▶ WHAT IS REQUIRED
Report how many lines of the records below include the word "deadline". Give nothing but the number.

Stored records:
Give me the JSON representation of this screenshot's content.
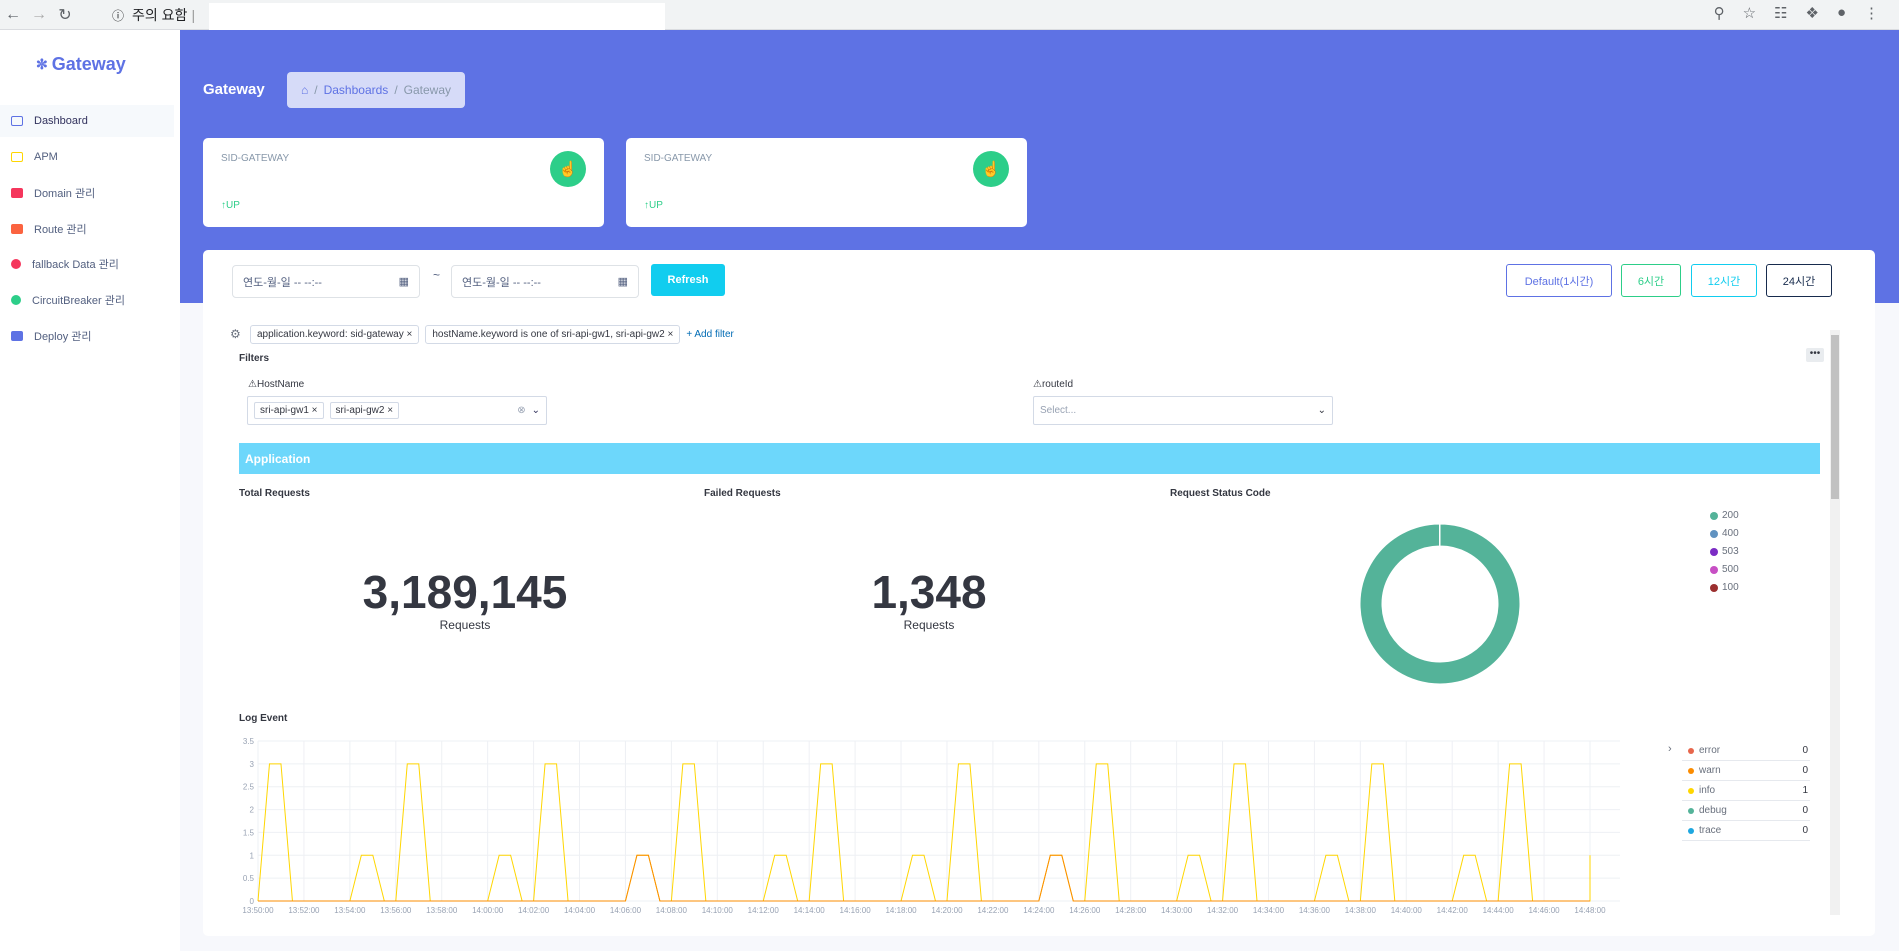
{
  "browser": {
    "warning_text": "주의 요함",
    "back_icon": "arrow-left-icon",
    "forward_icon": "arrow-right-icon",
    "reload_icon": "reload-icon"
  },
  "sidebar": {
    "brand": "Gateway",
    "items": [
      {
        "label": "Dashboard",
        "color": "#5e72e4"
      },
      {
        "label": "APM",
        "color": "#ffd600"
      },
      {
        "label": "Domain 관리",
        "color": "#f5365c"
      },
      {
        "label": "Route 관리",
        "color": "#fb6340"
      },
      {
        "label": "fallback Data 관리",
        "color": "#f5365c"
      },
      {
        "label": "CircuitBreaker 관리",
        "color": "#2dce89"
      },
      {
        "label": "Deploy 관리",
        "color": "#5e72e4"
      }
    ]
  },
  "header": {
    "title": "Gateway",
    "breadcrumb": {
      "home_icon": "home-icon",
      "items": [
        "Dashboards",
        "Gateway"
      ]
    }
  },
  "cards": [
    {
      "label": "SID-GATEWAY",
      "status": "UP",
      "icon": "hand-pointer-icon"
    },
    {
      "label": "SID-GATEWAY",
      "status": "UP",
      "icon": "hand-pointer-icon"
    }
  ],
  "controls": {
    "date_start_placeholder": "연도-월-일 -- --:--",
    "date_end_placeholder": "연도-월-일 -- --:--",
    "tilde": "~",
    "refresh": "Refresh",
    "ranges": [
      {
        "label": "Default(1시간)",
        "color": "#5e72e4"
      },
      {
        "label": "6시간",
        "color": "#2dce89"
      },
      {
        "label": "12시간",
        "color": "#11cdef"
      },
      {
        "label": "24시간",
        "color": "#172b4d"
      }
    ]
  },
  "kibana": {
    "filters": [
      "application.keyword: sid-gateway",
      "hostName.keyword is one of sri-api-gw1, sri-api-gw2"
    ],
    "add_filter": "+ Add filter",
    "filters_title": "Filters",
    "hostname_label": "HostName",
    "hostname_values": [
      "sri-api-gw1",
      "sri-api-gw2"
    ],
    "routeid_label": "routeId",
    "routeid_placeholder": "Select...",
    "section_title": "Application",
    "total_requests": {
      "title": "Total Requests",
      "value": "3,189,145",
      "unit": "Requests"
    },
    "failed_requests": {
      "title": "Failed Requests",
      "value": "1,348",
      "unit": "Requests"
    },
    "status_code": {
      "title": "Request Status Code",
      "legend": [
        {
          "label": "200",
          "color": "#54b399"
        },
        {
          "label": "400",
          "color": "#6092c0"
        },
        {
          "label": "503",
          "color": "#7b2cc4"
        },
        {
          "label": "500",
          "color": "#c74fc4"
        },
        {
          "label": "100",
          "color": "#9b2f2f"
        }
      ]
    },
    "log_event": {
      "title": "Log Event",
      "legend": [
        {
          "label": "error",
          "count": "0",
          "color": "#e7664c"
        },
        {
          "label": "warn",
          "count": "0",
          "color": "#fb8c00"
        },
        {
          "label": "info",
          "count": "1",
          "color": "#ffd600"
        },
        {
          "label": "debug",
          "count": "0",
          "color": "#54b399"
        },
        {
          "label": "trace",
          "count": "0",
          "color": "#1ea7e0"
        }
      ]
    }
  },
  "chart_data": [
    {
      "type": "pie",
      "title": "Request Status Code",
      "categories": [
        "200",
        "400",
        "503",
        "500",
        "100"
      ],
      "values": [
        99.9,
        0.04,
        0.03,
        0.02,
        0.01
      ]
    },
    {
      "type": "line",
      "title": "Log Event",
      "x": [
        "13:50:00",
        "13:52:00",
        "13:54:00",
        "13:56:00",
        "13:58:00",
        "14:00:00",
        "14:02:00",
        "14:04:00",
        "14:06:00",
        "14:08:00",
        "14:10:00",
        "14:12:00",
        "14:14:00",
        "14:16:00",
        "14:18:00",
        "14:20:00",
        "14:22:00",
        "14:24:00",
        "14:26:00",
        "14:28:00",
        "14:30:00",
        "14:32:00",
        "14:34:00",
        "14:36:00",
        "14:38:00",
        "14:40:00",
        "14:42:00",
        "14:44:00",
        "14:46:00",
        "14:48:00"
      ],
      "y_ticks": [
        "0",
        "0.5",
        "1",
        "1.5",
        "2",
        "2.5",
        "3",
        "3.5"
      ],
      "ylim": [
        0,
        3.5
      ],
      "series": [
        {
          "name": "info",
          "color": "#ffd600",
          "values": [
            3,
            0,
            1,
            3,
            0,
            1,
            3,
            0,
            1,
            3,
            0,
            1,
            3,
            0,
            1,
            3,
            0,
            1,
            3,
            0,
            1,
            3,
            0,
            1,
            3,
            0,
            1,
            3,
            0,
            1
          ]
        },
        {
          "name": "warn",
          "color": "#fb8c00",
          "values": [
            0,
            0,
            0,
            0,
            0,
            0,
            0,
            0,
            1,
            0,
            0,
            0,
            0,
            0,
            0,
            0,
            0,
            1,
            0,
            0,
            0,
            0,
            0,
            0,
            0,
            0,
            0,
            0,
            0,
            0
          ]
        }
      ]
    }
  ]
}
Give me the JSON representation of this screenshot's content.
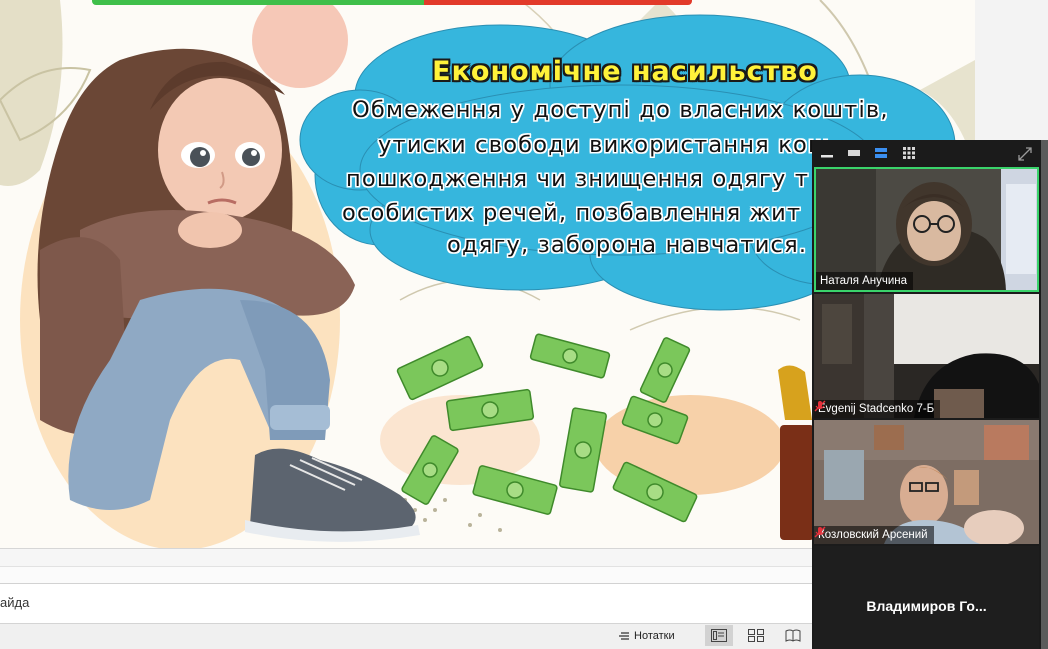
{
  "slide": {
    "title": "Економічне насильство",
    "body_lines": [
      "Обмеження у доступі до власних коштів,",
      "утиски свободи використання кош",
      "пошкодження чи знищення одягу т",
      "особистих речей, позбавлення жит",
      "одягу, заборона навчатися."
    ],
    "progress": {
      "green_color": "#3fbf4a",
      "red_color": "#e23a2a"
    },
    "cloud_color": "#36b6dd"
  },
  "app": {
    "notes_pane_text": "айда",
    "notes_button_label": "Нотатки",
    "view_buttons": [
      "normal-view",
      "slide-sorter-view",
      "reading-view"
    ]
  },
  "video_panel": {
    "toolbar_icons": [
      "minimize-icon",
      "single-speaker-icon",
      "side-by-side-icon",
      "gallery-grid-icon",
      "expand-icon"
    ],
    "participants": [
      {
        "name": "Наталя Анучина",
        "muted": false,
        "active_speaker": true
      },
      {
        "name": "Evgenij Stadcenko 7-Б",
        "muted": true,
        "active_speaker": false
      },
      {
        "name": "Козловский Арсений",
        "muted": true,
        "active_speaker": false
      },
      {
        "name": "Владимиров  Го...",
        "muted": false,
        "video_off": true
      }
    ],
    "active_border_color": "#3ad36b"
  }
}
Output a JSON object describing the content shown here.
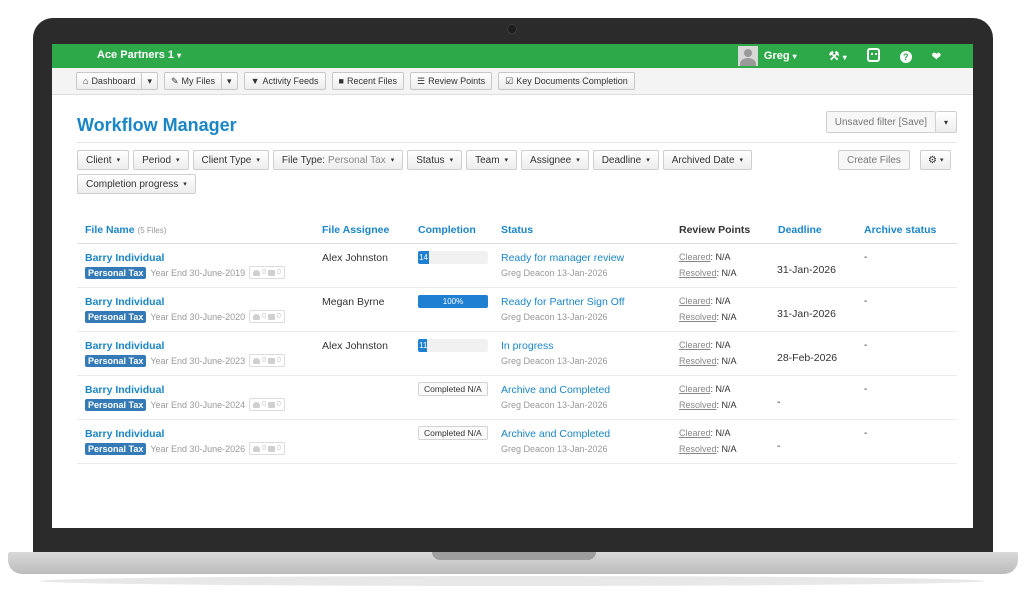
{
  "topbar": {
    "org_name": "Ace Partners 1",
    "org_caret": "▾",
    "user_name": "Greg",
    "caret": "▾",
    "wrench": "🔧",
    "help": "?",
    "heart": "❤"
  },
  "nav": {
    "dashboard": "Dashboard",
    "my_files": "My Files",
    "activity_feeds": "Activity Feeds",
    "recent_files": "Recent Files",
    "review_points": "Review Points",
    "key_documents": "Key Documents Completion",
    "caret": "▾"
  },
  "page": {
    "title": "Workflow Manager",
    "unsaved_filter": "Unsaved filter [Save]",
    "caret": "▾"
  },
  "filters": {
    "client": "Client",
    "period": "Period",
    "client_type": "Client Type",
    "file_type_label": "File Type:",
    "file_type_value": "Personal Tax",
    "status": "Status",
    "team": "Team",
    "assignee": "Assignee",
    "deadline": "Deadline",
    "archived_date": "Archived Date",
    "completion_progress": "Completion progress",
    "caret": "▾",
    "create_files": "Create Files",
    "gear": "⚙"
  },
  "table": {
    "headers": {
      "file_name": "File Name",
      "file_count": "(5 Files)",
      "file_assignee": "File Assignee",
      "completion": "Completion",
      "status": "Status",
      "review_points": "Review Points",
      "deadline": "Deadline",
      "archive_status": "Archive status"
    },
    "cleared_label": "Cleared",
    "resolved_label": "Resolved",
    "rows": [
      {
        "client": "Barry Individual",
        "tag": "Personal Tax",
        "period": "Year End 30-June-2019",
        "users_count": "0",
        "comments_count": "0",
        "assignee": "Alex Johnston",
        "completion_percent": 14,
        "completion_text": "14",
        "status": "Ready for manager review",
        "status_by": "Greg Deacon 13-Jan-2026",
        "cleared": ": N/A",
        "resolved": ": N/A",
        "deadline": "31-Jan-2026",
        "archive": "-"
      },
      {
        "client": "Barry Individual",
        "tag": "Personal Tax",
        "period": "Year End 30-June-2020",
        "users_count": "0",
        "comments_count": "0",
        "assignee": "Megan Byrne",
        "completion_percent": 100,
        "completion_text": "100%",
        "status": "Ready for Partner Sign Off",
        "status_by": "Greg Deacon 13-Jan-2026",
        "cleared": ": N/A",
        "resolved": ": N/A",
        "deadline": "31-Jan-2026",
        "archive": "-"
      },
      {
        "client": "Barry Individual",
        "tag": "Personal Tax",
        "period": "Year End 30-June-2023",
        "users_count": "0",
        "comments_count": "0",
        "assignee": "Alex Johnston",
        "completion_percent": 11,
        "completion_text": "11",
        "status": "In progress",
        "status_by": "Greg Deacon 13-Jan-2026",
        "cleared": ": N/A",
        "resolved": ": N/A",
        "deadline": "28-Feb-2026",
        "archive": "-"
      },
      {
        "client": "Barry Individual",
        "tag": "Personal Tax",
        "period": "Year End 30-June-2024",
        "users_count": "0",
        "comments_count": "0",
        "assignee": "",
        "completed_text": "Completed N/A",
        "status": "Archive and Completed",
        "status_by": "Greg Deacon 13-Jan-2026",
        "cleared": ": N/A",
        "resolved": ": N/A",
        "deadline": "-",
        "archive": "-"
      },
      {
        "client": "Barry Individual",
        "tag": "Personal Tax",
        "period": "Year End 30-June-2026",
        "users_count": "0",
        "comments_count": "0",
        "assignee": "",
        "completed_text": "Completed N/A",
        "status": "Archive and Completed",
        "status_by": "Greg Deacon 13-Jan-2026",
        "cleared": ": N/A",
        "resolved": ": N/A",
        "deadline": "-",
        "archive": "-"
      }
    ]
  },
  "colors": {
    "topbar": "#2ea94a",
    "link": "#1a86c8",
    "tag": "#337ab7",
    "progress": "#1f7fd0"
  }
}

▶ OUTPUT
7